My new to me super hiker thrift shirt shows stains a little more than my old classic blue. The shirt, the long hair, beard, worn look… I’m feel I’m really pulling of the thru-hiker look nowadays.
Next up was crossing the lake at the spot where it turns into a river. It was deep, but slow, and we had fun with the crossing having already just been swimming.
We went up and got some awesome views of the lake down below. Then, it was into the forest for about 8 miles til we popped out near our camp at the western shore of the lake (yeah, it’s a big one). More forest views…
About a mile before camp, we were trekking along, feeling real tired and ready for camp. I was up front crossing a creek when I hear something in the woods off to my left. It sounded like a bear noise to me. Not a roar, but something similar maybe. Short. And then a sort of sniff and the movement of what sounded like something big. This all happened in about a second and I had some instincts kick in. I said out load, “Hey Bear” and am happy to report my hands went straight to the bear spray strapped to my chest. Snickers could tell my “Hey Bear” wasn’t one of our usual ones that we do and after seeing me looking to the left, got out his spray too. Then Cheer followed suit. Safety’s off, we were ready. It sort of felt like we were in Ghostbusters… “Don’t cross the streams.”
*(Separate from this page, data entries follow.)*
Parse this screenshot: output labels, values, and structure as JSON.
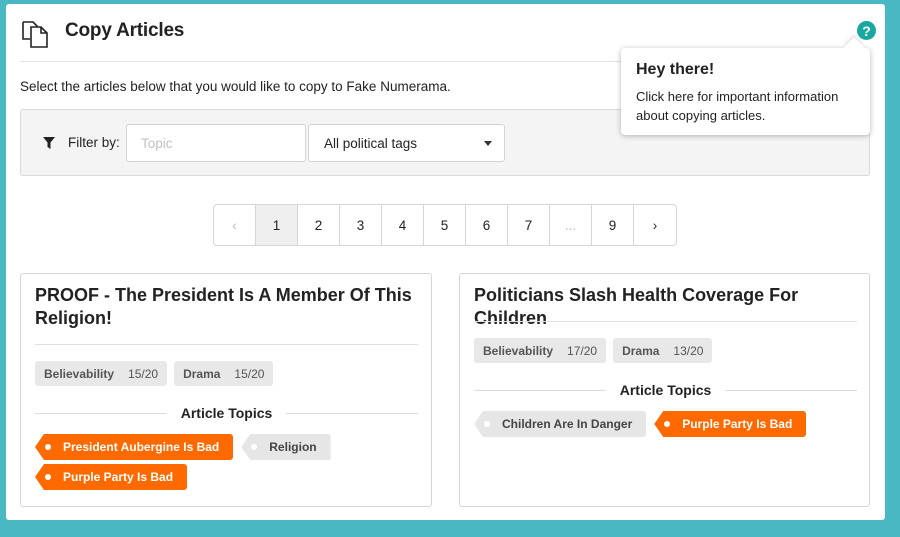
{
  "header": {
    "title": "Copy Articles",
    "help_icon": "question-circle-icon",
    "help_label": "?"
  },
  "intro_text": "Select the articles below that you would like to copy to Fake Numerama.",
  "filter": {
    "label": "Filter by:",
    "topic_placeholder": "Topic",
    "tags_selected": "All political tags"
  },
  "pagination": {
    "prev": "‹",
    "pages": [
      "1",
      "2",
      "3",
      "4",
      "5",
      "6",
      "7",
      "...",
      "9"
    ],
    "next": "›",
    "current": "1"
  },
  "tooltip": {
    "title": "Hey there!",
    "body": "Click here for important information about copying articles."
  },
  "articles": [
    {
      "title": "PROOF - The President Is A Member Of This Religion!",
      "scores": [
        {
          "label": "Believability",
          "value": "15/20"
        },
        {
          "label": "Drama",
          "value": "15/20"
        }
      ],
      "topics_heading": "Article Topics",
      "topics": [
        {
          "label": "President Aubergine Is Bad",
          "selected": true
        },
        {
          "label": "Religion",
          "selected": false
        },
        {
          "label": "Purple Party Is Bad",
          "selected": true
        }
      ]
    },
    {
      "title": "Politicians Slash Health Coverage For Children",
      "scores": [
        {
          "label": "Believability",
          "value": "17/20"
        },
        {
          "label": "Drama",
          "value": "13/20"
        }
      ],
      "topics_heading": "Article Topics",
      "topics": [
        {
          "label": "Children Are In Danger",
          "selected": false
        },
        {
          "label": "Purple Party Is Bad",
          "selected": true
        }
      ]
    }
  ],
  "colors": {
    "background": "#49b8c2",
    "accent": "#ff6a00",
    "help": "#1aa7a0"
  }
}
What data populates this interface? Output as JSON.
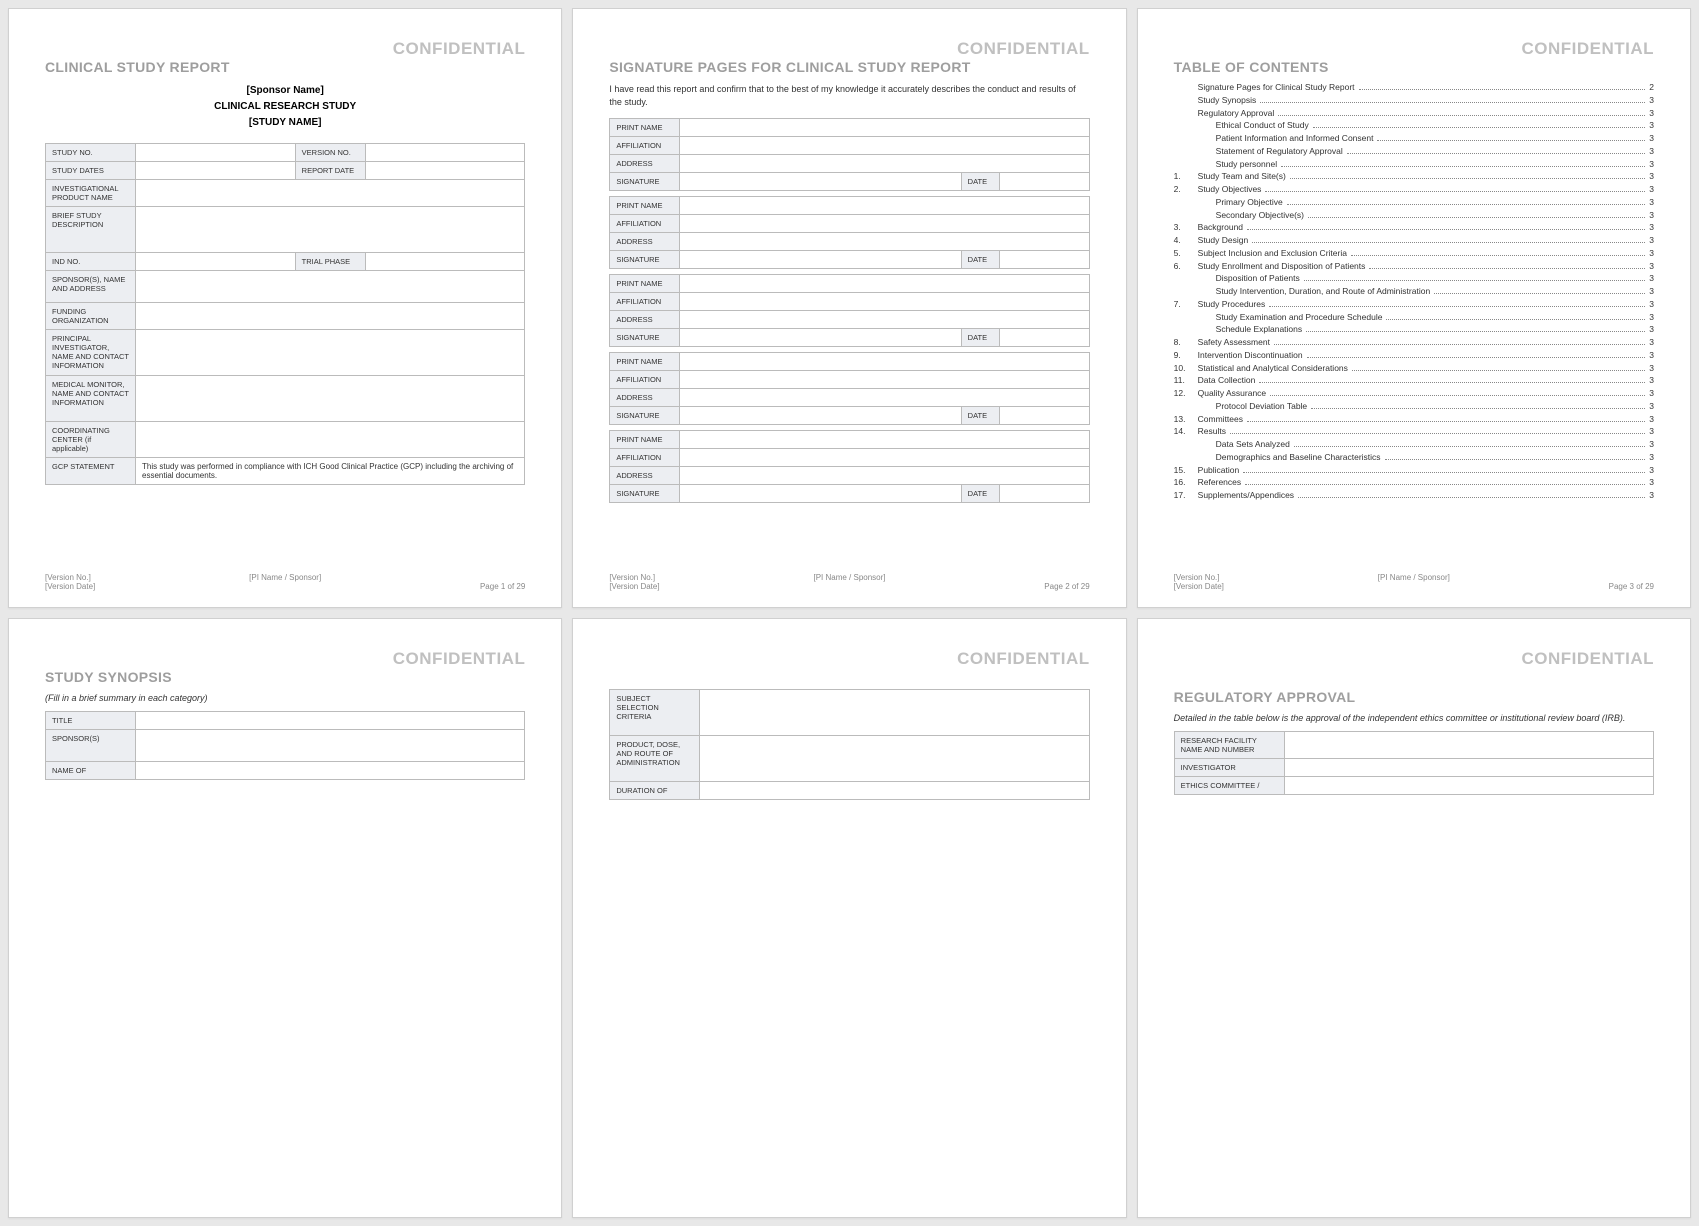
{
  "confidential": "CONFIDENTIAL",
  "footer": {
    "version_no": "[Version No.]",
    "version_date": "[Version Date]",
    "pi_sponsor": "[PI Name / Sponsor]"
  },
  "page1": {
    "title": "CLINICAL STUDY REPORT",
    "sponsor": "[Sponsor Name]",
    "study_label": "CLINICAL RESEARCH STUDY",
    "study_name": "[STUDY NAME]",
    "rows": {
      "study_no": "STUDY NO.",
      "version_no": "VERSION NO.",
      "study_dates": "STUDY DATES",
      "report_date": "REPORT DATE",
      "product_name": "INVESTIGATIONAL PRODUCT NAME",
      "brief_desc": "BRIEF STUDY DESCRIPTION",
      "ind_no": "IND NO.",
      "trial_phase": "TRIAL PHASE",
      "sponsors": "SPONSOR(S), NAME AND ADDRESS",
      "funding": "FUNDING ORGANIZATION",
      "pi": "PRINCIPAL INVESTIGATOR, NAME AND CONTACT INFORMATION",
      "medical_monitor": "MEDICAL MONITOR, NAME AND CONTACT INFORMATION",
      "coord": "COORDINATING CENTER (if applicable)",
      "gcp_label": "GCP STATEMENT",
      "gcp_text": "This study was performed in compliance with ICH Good Clinical Practice (GCP) including the archiving of essential documents."
    },
    "page_num": "Page 1 of 29"
  },
  "page2": {
    "title": "SIGNATURE PAGES FOR CLINICAL STUDY REPORT",
    "intro": "I have read this report and confirm that to the best of my knowledge it accurately describes the conduct and results of the study.",
    "labels": {
      "print_name": "PRINT NAME",
      "affiliation": "AFFILIATION",
      "address": "ADDRESS",
      "signature": "SIGNATURE",
      "date": "DATE"
    },
    "page_num": "Page 2 of 29"
  },
  "page3": {
    "title": "TABLE OF CONTENTS",
    "items": [
      {
        "num": "",
        "label": "Signature Pages for Clinical Study Report",
        "page": "2",
        "sub": false
      },
      {
        "num": "",
        "label": "Study Synopsis",
        "page": "3",
        "sub": false
      },
      {
        "num": "",
        "label": "Regulatory Approval",
        "page": "3",
        "sub": false
      },
      {
        "num": "",
        "label": "Ethical Conduct of Study",
        "page": "3",
        "sub": true
      },
      {
        "num": "",
        "label": "Patient Information and Informed Consent",
        "page": "3",
        "sub": true
      },
      {
        "num": "",
        "label": "Statement of Regulatory Approval",
        "page": "3",
        "sub": true
      },
      {
        "num": "",
        "label": "Study personnel",
        "page": "3",
        "sub": true
      },
      {
        "num": "1.",
        "label": "Study Team and Site(s)",
        "page": "3",
        "sub": false
      },
      {
        "num": "2.",
        "label": "Study Objectives",
        "page": "3",
        "sub": false
      },
      {
        "num": "",
        "label": "Primary Objective",
        "page": "3",
        "sub": true
      },
      {
        "num": "",
        "label": "Secondary Objective(s)",
        "page": "3",
        "sub": true
      },
      {
        "num": "3.",
        "label": "Background",
        "page": "3",
        "sub": false
      },
      {
        "num": "4.",
        "label": "Study Design",
        "page": "3",
        "sub": false
      },
      {
        "num": "5.",
        "label": "Subject Inclusion and Exclusion Criteria",
        "page": "3",
        "sub": false
      },
      {
        "num": "6.",
        "label": "Study Enrollment and Disposition of Patients",
        "page": "3",
        "sub": false
      },
      {
        "num": "",
        "label": "Disposition of Patients",
        "page": "3",
        "sub": true
      },
      {
        "num": "",
        "label": "Study Intervention, Duration, and Route of Administration",
        "page": "3",
        "sub": true
      },
      {
        "num": "7.",
        "label": "Study Procedures",
        "page": "3",
        "sub": false
      },
      {
        "num": "",
        "label": "Study Examination and Procedure Schedule",
        "page": "3",
        "sub": true
      },
      {
        "num": "",
        "label": "Schedule Explanations",
        "page": "3",
        "sub": true
      },
      {
        "num": "8.",
        "label": "Safety Assessment",
        "page": "3",
        "sub": false
      },
      {
        "num": "9.",
        "label": "Intervention Discontinuation",
        "page": "3",
        "sub": false
      },
      {
        "num": "10.",
        "label": "Statistical and Analytical Considerations",
        "page": "3",
        "sub": false
      },
      {
        "num": "11.",
        "label": "Data Collection",
        "page": "3",
        "sub": false
      },
      {
        "num": "12.",
        "label": "Quality Assurance",
        "page": "3",
        "sub": false
      },
      {
        "num": "",
        "label": "Protocol Deviation Table",
        "page": "3",
        "sub": true
      },
      {
        "num": "13.",
        "label": "Committees",
        "page": "3",
        "sub": false
      },
      {
        "num": "14.",
        "label": "Results",
        "page": "3",
        "sub": false
      },
      {
        "num": "",
        "label": "Data Sets Analyzed",
        "page": "3",
        "sub": true
      },
      {
        "num": "",
        "label": "Demographics and Baseline Characteristics",
        "page": "3",
        "sub": true
      },
      {
        "num": "15.",
        "label": "Publication",
        "page": "3",
        "sub": false
      },
      {
        "num": "16.",
        "label": "References",
        "page": "3",
        "sub": false
      },
      {
        "num": "17.",
        "label": "Supplements/Appendices",
        "page": "3",
        "sub": false
      }
    ],
    "page_num": "Page 3 of 29"
  },
  "page4": {
    "title": "STUDY SYNOPSIS",
    "note": "(Fill in a brief summary in each category)",
    "rows": {
      "title": "TITLE",
      "sponsors": "SPONSOR(S)",
      "name_of": "NAME OF"
    }
  },
  "page5": {
    "rows": {
      "subject_selection": "SUBJECT SELECTION CRITERIA",
      "product_dose": "PRODUCT, DOSE, AND ROUTE OF ADMINISTRATION",
      "duration": "DURATION OF"
    }
  },
  "page6": {
    "title": "REGULATORY APPROVAL",
    "note": "Detailed in the table below is the approval of the independent ethics committee or institutional review board (IRB).",
    "rows": {
      "research_facility": "RESEARCH FACILITY NAME AND NUMBER",
      "investigator": "INVESTIGATOR",
      "ethics": "ETHICS COMMITTEE /"
    }
  }
}
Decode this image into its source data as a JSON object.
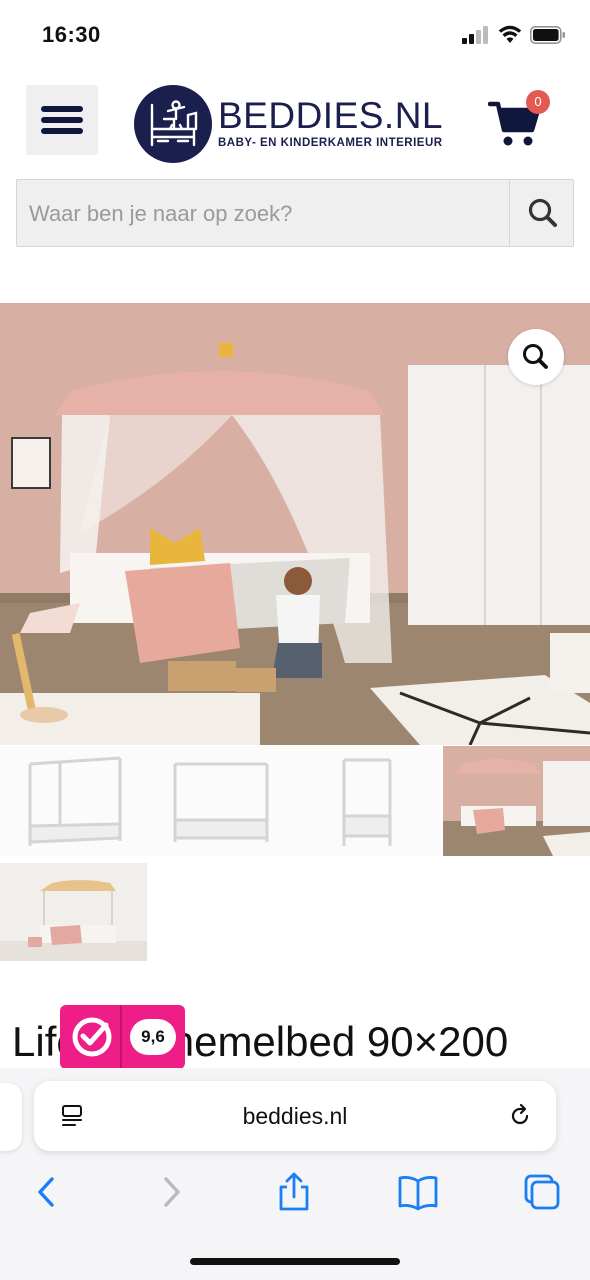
{
  "status_bar": {
    "time": "16:30"
  },
  "header": {
    "logo_text": "BEDDIES.NL",
    "logo_subtitle": "BABY- EN KINDERKAMER INTERIEUR",
    "cart_count": "0",
    "icons": {
      "menu": "hamburger-icon",
      "cart": "shopping-cart-icon"
    }
  },
  "search": {
    "placeholder": "Waar ben je naar op zoek?",
    "icon": "search-icon"
  },
  "gallery": {
    "zoom_icon": "magnifier-icon",
    "thumbnail_count": 5
  },
  "product": {
    "title": "Lifetime hemelbed 90×200"
  },
  "review_widget": {
    "score": "9,6"
  },
  "safari": {
    "url": "beddies.nl",
    "toolbar": [
      "back-icon",
      "forward-icon",
      "share-icon",
      "bookmarks-icon",
      "tabs-icon"
    ]
  },
  "colors": {
    "brand_navy": "#1b1f4d",
    "badge_red": "#e35a52",
    "kiyoh_pink": "#ee1d87",
    "safari_blue": "#1a7ef4"
  }
}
Snickers hadn’t heard the noise because his bell is so loud, but Cheer did. I looked around where I thought I heard it and thought I saw a bear head. The plan we’d made ahead of time was for the lead person, me, to spray first if it charged close enough to us. That way we wouldn’t all use our spray at once. Thankfully, it didn’t come to that and we were able to just keep going down the trail while simultaneously checking it wasn’t coming at us and keeping our spray at the ready.
So yeah. That was pretty intense. Afterwards, I was doubting myself what I’d heard and what I thought seen. The only thing making me think it was indeed a bear was that this hasn’t happened once before and my instincts kicked in so suddenly. Who knows.
Well, we had a mile left and our once wonderfully nice trail deteriorated into sketchy steep down slope with loose gravel and cobbkes. The mosquitos were hell. Basically a rough go. But then we popped out to the lake and everything seemed brighter.
Got the full rain suit on and head net to protect and then made it the last bit to camp.
We were just off shore from Shoshone Lake and it was a beaut. We got set up and had our dinner out along the shore. The mosquitos were targeting me personally as opposed to Cheer who they normally prefer. We persevered though and even returned to the lake after hanging our food bags to watch some color show up in the sky. A few ominous clouds, but we were just happy to be in camp in beautiful Yellowstone National Park having hiked a freaking marathon today. Woohoo!
Timed photo fail after I fell down and simultaneously scratched my mosquito bitten hand…
Podcast of the Day
“How I Built This with Guy Raz – Planet: Will Marshall and Robbie Schingler”
“Serial – The Improvement Association: Chapter 1“